- Do you have any ideas of things that others could read or listen to that you’d like to share with the group based on the theme/topic? Podcasts, articles, songs, books.
- End of session: How do we become more happy? How do we bring these things into our lives?
What potential benefits are there for attendees?
- The possibility of building real and genuine connections and relationships.
- An opportunity to take time out, be open and really think about things.
- A chance to focus on where you are and where you want to get to.
- A way to alleviate loneliness and find a sense of belonging.
- Prospect of a new support structure.
- Giving yourself time to talk about things that will benefit you and your life.
- Be inspired by sharing in the experiences of others.
- Take away ideas which you can build into your day to day life, the potential to make improvements learning from the ideas and experiences others.

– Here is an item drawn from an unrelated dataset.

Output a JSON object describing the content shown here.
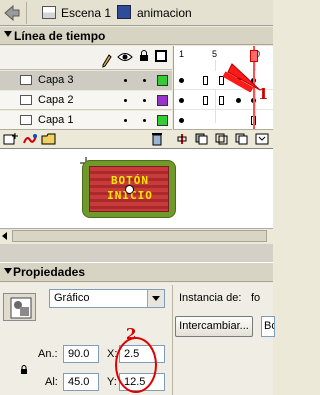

A recent review of our helpline showed that a significant majority (approximately 65%) of the people getting in touch for support identified as being female, with only 35% identifying as being male. We know from other reports and statistics that men are less likely to discuss their mental health or seek help for mental health problems.
We also know that mental health does not discriminate and we want to do all we can to influence change in the practice and culture of law to better support men. LawCare produced a a report about Men's mental health in the legal profession.
The evidence shows that groups that encourage discussion and provide a safe space to do so are a good starting point for many. Please get in touch with LawCare on email@example.com if you do set up a group and let us know and how you get on.
"If you listen to people, you can learn something from everybody that you speak with."
Real stories of people in the legal community who have experienced stress, depression, anxiety and more.